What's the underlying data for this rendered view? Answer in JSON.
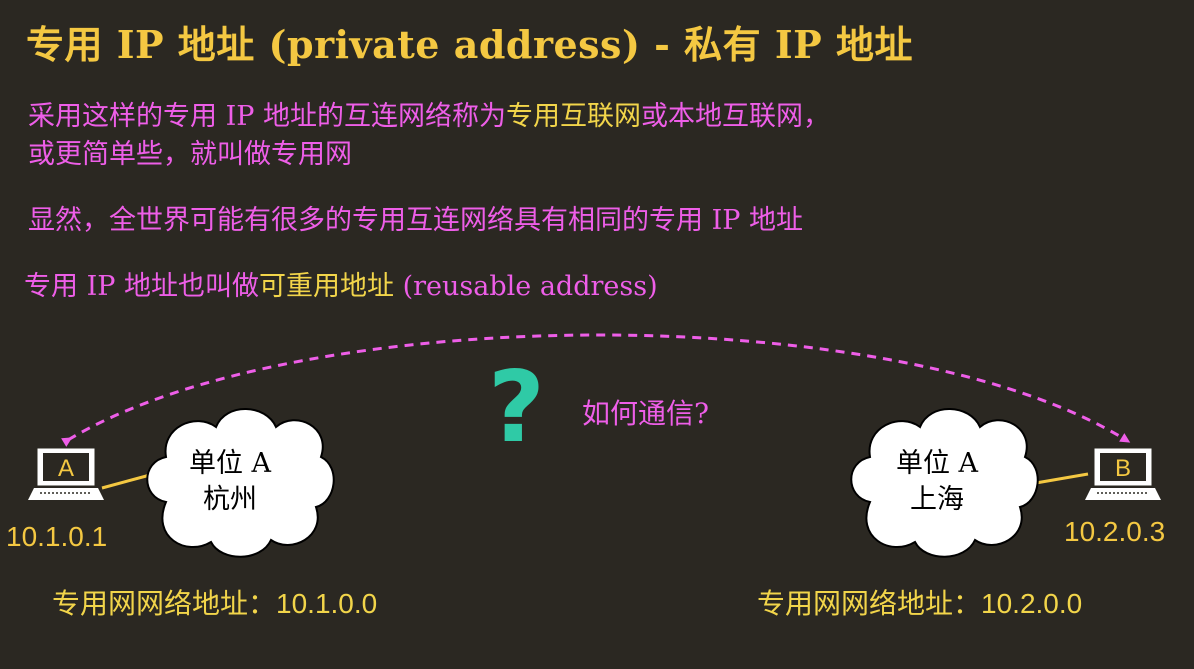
{
  "title": "专用 IP 地址 (private address) - 私有 IP 地址",
  "paragraphs": {
    "p1_line1_a": "采用这样的专用 IP 地址的互连网络称为",
    "p1_line1_b": "专用互联网",
    "p1_line1_c": "或",
    "p1_line1_d": "本地互联网",
    "p1_line1_e": "，",
    "p1_line2_a": "或更简单些，就叫做",
    "p1_line2_b": "专用网",
    "p2": "显然，全世界可能有很多的专用互连网络具有相同的专用 IP 地址",
    "p3_a": "专用 IP 地址也叫做",
    "p3_b": "可重用地址",
    "p3_c": " (reusable address)"
  },
  "diagram": {
    "question_mark": "?",
    "question_label": "如何通信?",
    "host_a": {
      "letter": "A",
      "ip": "10.1.0.1"
    },
    "host_b": {
      "letter": "B",
      "ip": "10.2.0.3"
    },
    "cloud_a": {
      "line1": "单位 A",
      "line2": "杭州"
    },
    "cloud_b": {
      "line1": "单位 A",
      "line2": "上海"
    },
    "network_a": {
      "label": "专用网网络地址：",
      "addr": "10.1.0.0"
    },
    "network_b": {
      "label": "专用网网络地址：",
      "addr": "10.2.0.0"
    }
  },
  "colors": {
    "background": "#2b2822",
    "title": "#f4c842",
    "pink": "#ee5ee8",
    "yellow": "#f2d54a",
    "teal": "#2fcaa6"
  }
}
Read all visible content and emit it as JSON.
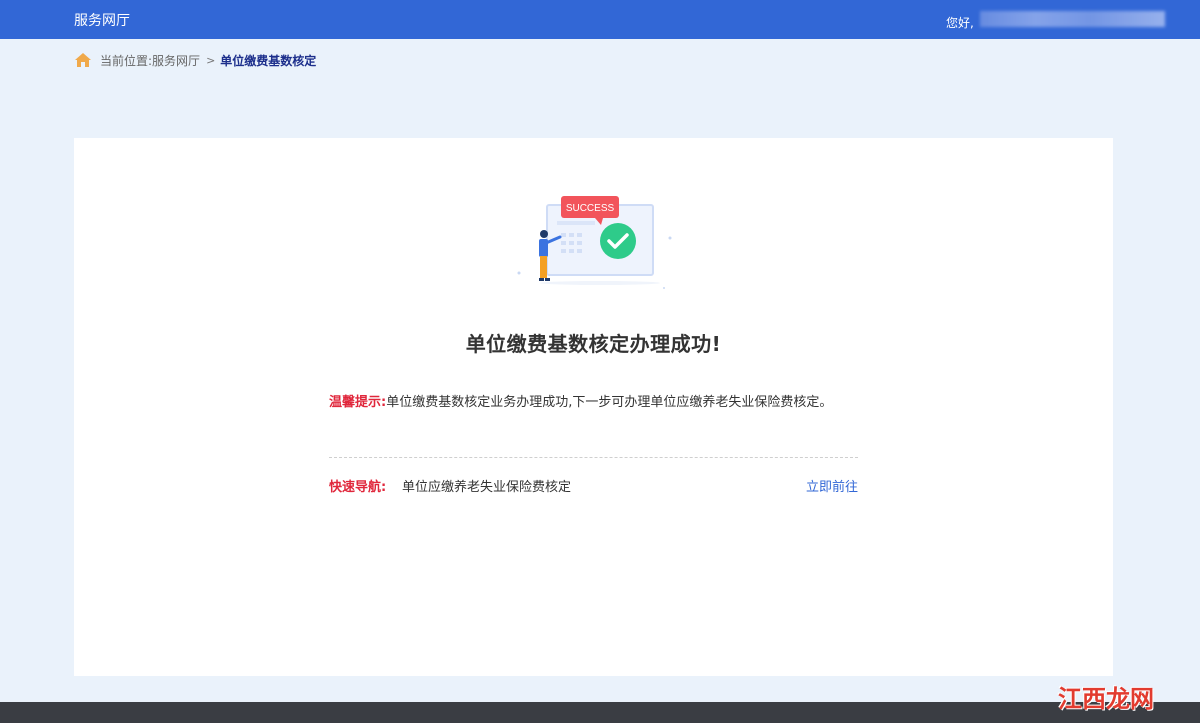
{
  "header": {
    "brand": "服务网厅",
    "greeting": "您好,"
  },
  "breadcrumb": {
    "prefix": "当前位置:",
    "parent": "服务网厅",
    "separator": ">",
    "current": "单位缴费基数核定"
  },
  "result": {
    "badge": "SUCCESS",
    "title": "单位缴费基数核定办理成功!",
    "tip_label": "温馨提示:",
    "tip_text": "单位缴费基数核定业务办理成功,下一步可办理单位应缴养老失业保险费核定。",
    "nav_label": "快速导航:",
    "nav_target": "单位应缴养老失业保险费核定",
    "nav_action": "立即前往"
  },
  "colors": {
    "header_bg": "#3267d6",
    "page_bg": "#eaf2fb",
    "accent_red": "#e0273c",
    "link_blue": "#3267d6",
    "success_green": "#2ecb8a"
  },
  "watermark": "江西龙网"
}
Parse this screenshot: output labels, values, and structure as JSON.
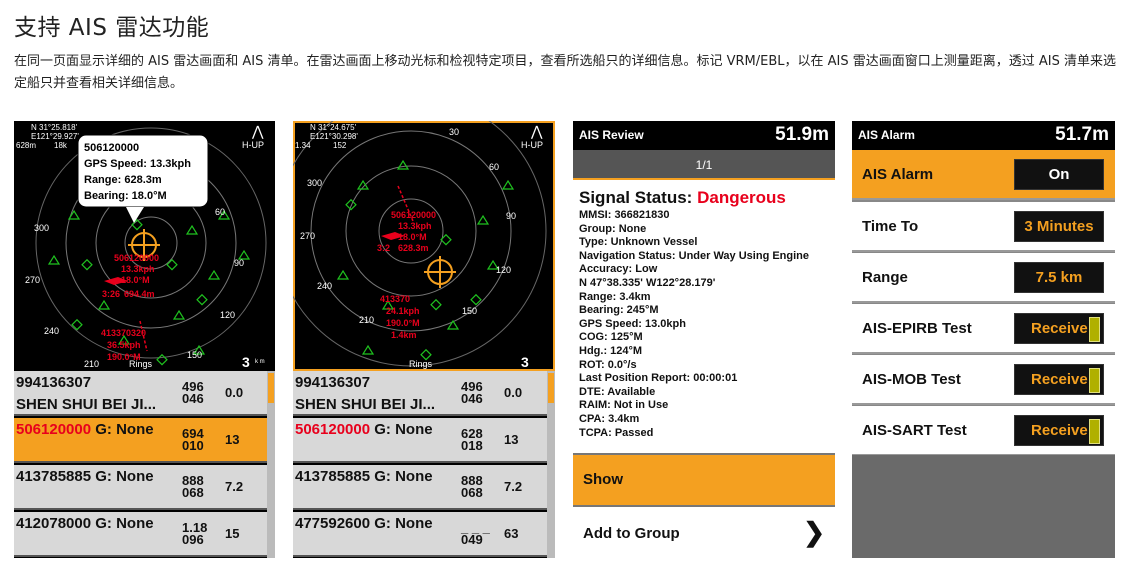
{
  "title": "支持 AIS 雷达功能",
  "description": "在同一页面显示详细的 AIS 雷达画面和 AIS 清单。在雷达画面上移动光标和检视特定项目，查看所选船只的详细信息。标记 VRM/EBL，以在 AIS 雷达画面窗口上测量距离，透过 AIS 清单来选定船只并查看相关详细信息。",
  "colors": {
    "accent": "#f4a020",
    "danger": "#e8001c",
    "target_green": "#1fc11f"
  },
  "screen1": {
    "coords": [
      "N 31°25.818'",
      "E121°29.927'"
    ],
    "zoom": "628m",
    "zoom2": "18k",
    "orientation": "H-UP",
    "tooltip": [
      "506120000",
      "GPS Speed: 13.3kph",
      "Range: 628.3m",
      "Bearing: 18.0°M"
    ],
    "bearings": [
      "300",
      "270",
      "240",
      "210",
      "60",
      "90",
      "120",
      "150"
    ],
    "labels": [
      [
        "506120000",
        "13.3kph",
        "18.0°M",
        "3:26",
        "694.4m"
      ],
      [
        "413370320",
        "36.5kph",
        "190.0°M"
      ]
    ],
    "rings_label": "Rings",
    "range": "3",
    "range_unit": "k m",
    "list": [
      {
        "l1": "994136307",
        "l2": "SHEN SHUI BEI JI...",
        "n1a": "496",
        "n1b": "046",
        "n2": "0.0"
      },
      {
        "l1": "506120000",
        "l1b": "G: None",
        "n1a": "694",
        "n1b": "010",
        "n2": "13"
      },
      {
        "l1": "413785885",
        "l1b": "G: None",
        "n1a": "888",
        "n1b": "068",
        "n2": "7.2"
      },
      {
        "l1": "412078000",
        "l1b": "G: None",
        "n1a": "1.18",
        "n1b": "096",
        "n2": "15"
      }
    ]
  },
  "screen2": {
    "coords": [
      "N 31°24.675'",
      "E121°30.298'"
    ],
    "zoom": "1.34",
    "zoom2": "152",
    "orientation": "H-UP",
    "bearings": [
      "300",
      "270",
      "240",
      "210",
      "30",
      "60",
      "90",
      "120",
      "150"
    ],
    "labels": [
      [
        "506120000",
        "13.3kph",
        "18.0°M",
        "628.3m",
        "3:2"
      ],
      [
        "413370",
        "24.1kph",
        "190.0°M",
        "1.4km"
      ]
    ],
    "rings_label": "Rings",
    "range": "3",
    "list": [
      {
        "l1": "994136307",
        "l2": "SHEN SHUI BEI JI...",
        "n1a": "496",
        "n1b": "046",
        "n2": "0.0"
      },
      {
        "l1": "506120000",
        "l1b": "G: None",
        "n1a": "628",
        "n1b": "018",
        "n2": "13"
      },
      {
        "l1": "413785885",
        "l1b": "G: None",
        "n1a": "888",
        "n1b": "068",
        "n2": "7.2"
      },
      {
        "l1": "477592600",
        "l1b": "G: None",
        "n1a": "_ _ _",
        "n1b": "049",
        "n2": "63"
      }
    ]
  },
  "screen3": {
    "header_title": "AIS Review",
    "header_value": "51.9m",
    "pager": "1/1",
    "signal_label": "Signal Status:",
    "signal_value": "Dangerous",
    "details": [
      "MMSI: 366821830",
      "Group: None",
      "Type: Unknown Vessel",
      "Navigation Status: Under Way Using Engine",
      "Accuracy: Low",
      "N  47°38.335' W122°28.179'",
      "Range: 3.4km",
      "Bearing: 245°M",
      "GPS Speed: 13.0kph",
      "COG: 125°M",
      "Hdg.: 124°M",
      "ROT: 0.0°/s",
      "Last Position Report: 00:00:01",
      "DTE: Available",
      "RAIM: Not in Use",
      "CPA: 3.4km",
      "TCPA: Passed"
    ],
    "show_label": "Show",
    "add_group_label": "Add to Group"
  },
  "screen4": {
    "header_title": "AIS Alarm",
    "header_value": "51.7m",
    "rows": [
      {
        "key": "AIS Alarm",
        "value": "On"
      },
      {
        "key": "Time To",
        "value": "3 Minutes"
      },
      {
        "key": "Range",
        "value": "7.5 km"
      },
      {
        "key": "AIS-EPIRB Test",
        "value": "Receive"
      },
      {
        "key": "AIS-MOB Test",
        "value": "Receive"
      },
      {
        "key": "AIS-SART Test",
        "value": "Receive"
      }
    ]
  }
}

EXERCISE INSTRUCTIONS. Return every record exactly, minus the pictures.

RESULT BELOW.
What's the underlying data for this rendered view? Answer in JSON.
{
  "title": "专用 IP 地址 (private address) - 私有 IP 地址",
  "paragraphs": {
    "p1_line1_a": "采用这样的专用 IP 地址的互连网络称为",
    "p1_line1_b": "专用互联网",
    "p1_line1_c": "或",
    "p1_line1_d": "本地互联网",
    "p1_line1_e": "，",
    "p1_line2_a": "或更简单些，就叫做",
    "p1_line2_b": "专用网",
    "p2": "显然，全世界可能有很多的专用互连网络具有相同的专用 IP 地址",
    "p3_a": "专用 IP 地址也叫做",
    "p3_b": "可重用地址",
    "p3_c": " (reusable address)"
  },
  "diagram": {
    "question_mark": "?",
    "question_label": "如何通信?",
    "host_a": {
      "letter": "A",
      "ip": "10.1.0.1"
    },
    "host_b": {
      "letter": "B",
      "ip": "10.2.0.3"
    },
    "cloud_a": {
      "line1": "单位 A",
      "line2": "杭州"
    },
    "cloud_b": {
      "line1": "单位 A",
      "line2": "上海"
    },
    "network_a": {
      "label": "专用网网络地址：",
      "addr": "10.1.0.0"
    },
    "network_b": {
      "label": "专用网网络地址：",
      "addr": "10.2.0.0"
    }
  },
  "colors": {
    "background": "#2b2822",
    "title": "#f4c842",
    "pink": "#ee5ee8",
    "yellow": "#f2d54a",
    "teal": "#2fcaa6"
  }
}
Read all visible content and emit it as JSON.
{
  "header": {
    "brand": "服务网厅",
    "greeting": "您好,"
  },
  "breadcrumb": {
    "prefix": "当前位置:",
    "parent": "服务网厅",
    "separator": ">",
    "current": "单位缴费基数核定"
  },
  "result": {
    "badge": "SUCCESS",
    "title": "单位缴费基数核定办理成功!",
    "tip_label": "温馨提示:",
    "tip_text": "单位缴费基数核定业务办理成功,下一步可办理单位应缴养老失业保险费核定。",
    "nav_label": "快速导航:",
    "nav_target": "单位应缴养老失业保险费核定",
    "nav_action": "立即前往"
  },
  "colors": {
    "header_bg": "#3267d6",
    "page_bg": "#eaf2fb",
    "accent_red": "#e0273c",
    "link_blue": "#3267d6",
    "success_green": "#2ecb8a"
  },
  "watermark": "江西龙网"
}
Parse this screenshot: output labels, values, and structure as JSON.
{
  "title": "支持 AIS 雷达功能",
  "description": "在同一页面显示详细的 AIS 雷达画面和 AIS 清单。在雷达画面上移动光标和检视特定项目，查看所选船只的详细信息。标记 VRM/EBL，以在 AIS 雷达画面窗口上测量距离，透过 AIS 清单来选定船只并查看相关详细信息。",
  "colors": {
    "accent": "#f4a020",
    "danger": "#e8001c",
    "target_green": "#1fc11f"
  },
  "screen1": {
    "coords": [
      "N 31°25.818'",
      "E121°29.927'"
    ],
    "zoom": "628m",
    "zoom2": "18k",
    "orientation": "H-UP",
    "tooltip": [
      "506120000",
      "GPS Speed: 13.3kph",
      "Range: 628.3m",
      "Bearing: 18.0°M"
    ],
    "bearings": [
      "300",
      "270",
      "240",
      "210",
      "60",
      "90",
      "120",
      "150"
    ],
    "labels": [
      [
        "506120000",
        "13.3kph",
        "18.0°M",
        "3:26",
        "694.4m"
      ],
      [
        "413370320",
        "36.5kph",
        "190.0°M"
      ]
    ],
    "rings_label": "Rings",
    "range": "3",
    "range_unit": "k m",
    "list": [
      {
        "l1": "994136307",
        "l2": "SHEN SHUI BEI JI...",
        "n1a": "496",
        "n1b": "046",
        "n2": "0.0"
      },
      {
        "l1": "506120000",
        "l1b": "G: None",
        "n1a": "694",
        "n1b": "010",
        "n2": "13"
      },
      {
        "l1": "413785885",
        "l1b": "G: None",
        "n1a": "888",
        "n1b": "068",
        "n2": "7.2"
      },
      {
        "l1": "412078000",
        "l1b": "G: None",
        "n1a": "1.18",
        "n1b": "096",
        "n2": "15"
      }
    ]
  },
  "screen2": {
    "coords": [
      "N 31°24.675'",
      "E121°30.298'"
    ],
    "zoom": "1.34",
    "zoom2": "152",
    "orientation": "H-UP",
    "bearings": [
      "300",
      "270",
      "240",
      "210",
      "30",
      "60",
      "90",
      "120",
      "150"
    ],
    "labels": [
      [
        "506120000",
        "13.3kph",
        "18.0°M",
        "628.3m",
        "3:2"
      ],
      [
        "413370",
        "24.1kph",
        "190.0°M",
        "1.4km"
      ]
    ],
    "rings_label": "Rings",
    "range": "3",
    "list": [
      {
        "l1": "994136307",
        "l2": "SHEN SHUI BEI JI...",
        "n1a": "496",
        "n1b": "046",
        "n2": "0.0"
      },
      {
        "l1": "506120000",
        "l1b": "G: None",
        "n1a": "628",
        "n1b": "018",
        "n2": "13"
      },
      {
        "l1": "413785885",
        "l1b": "G: None",
        "n1a": "888",
        "n1b": "068",
        "n2": "7.2"
      },
      {
        "l1": "477592600",
        "l1b": "G: None",
        "n1a": "_ _ _",
        "n1b": "049",
        "n2": "63"
      }
    ]
  },
  "screen3": {
    "header_title": "AIS Review",
    "header_value": "51.9m",
    "pager": "1/1",
    "signal_label": "Signal Status:",
    "signal_value": "Dangerous",
    "details": [
      "MMSI: 366821830",
      "Group: None",
      "Type: Unknown Vessel",
      "Navigation Status: Under Way Using Engine",
      "Accuracy: Low",
      "N  47°38.335' W122°28.179'",
      "Range: 3.4km",
      "Bearing: 245°M",
      "GPS Speed: 13.0kph",
      "COG: 125°M",
      "Hdg.: 124°M",
      "ROT: 0.0°/s",
      "Last Position Report: 00:00:01",
      "DTE: Available",
      "RAIM: Not in Use",
      "CPA: 3.4km",
      "TCPA: Passed"
    ],
    "show_label": "Show",
    "add_group_label": "Add to Group"
  },
  "screen4": {
    "header_title": "AIS Alarm",
    "header_value": "51.7m",
    "rows": [
      {
        "key": "AIS Alarm",
        "value": "On"
      },
      {
        "key": "Time To",
        "value": "3 Minutes"
      },
      {
        "key": "Range",
        "value": "7.5 km"
      },
      {
        "key": "AIS-EPIRB Test",
        "value": "Receive"
      },
      {
        "key": "AIS-MOB Test",
        "value": "Receive"
      },
      {
        "key": "AIS-SART Test",
        "value": "Receive"
      }
    ]
  }
}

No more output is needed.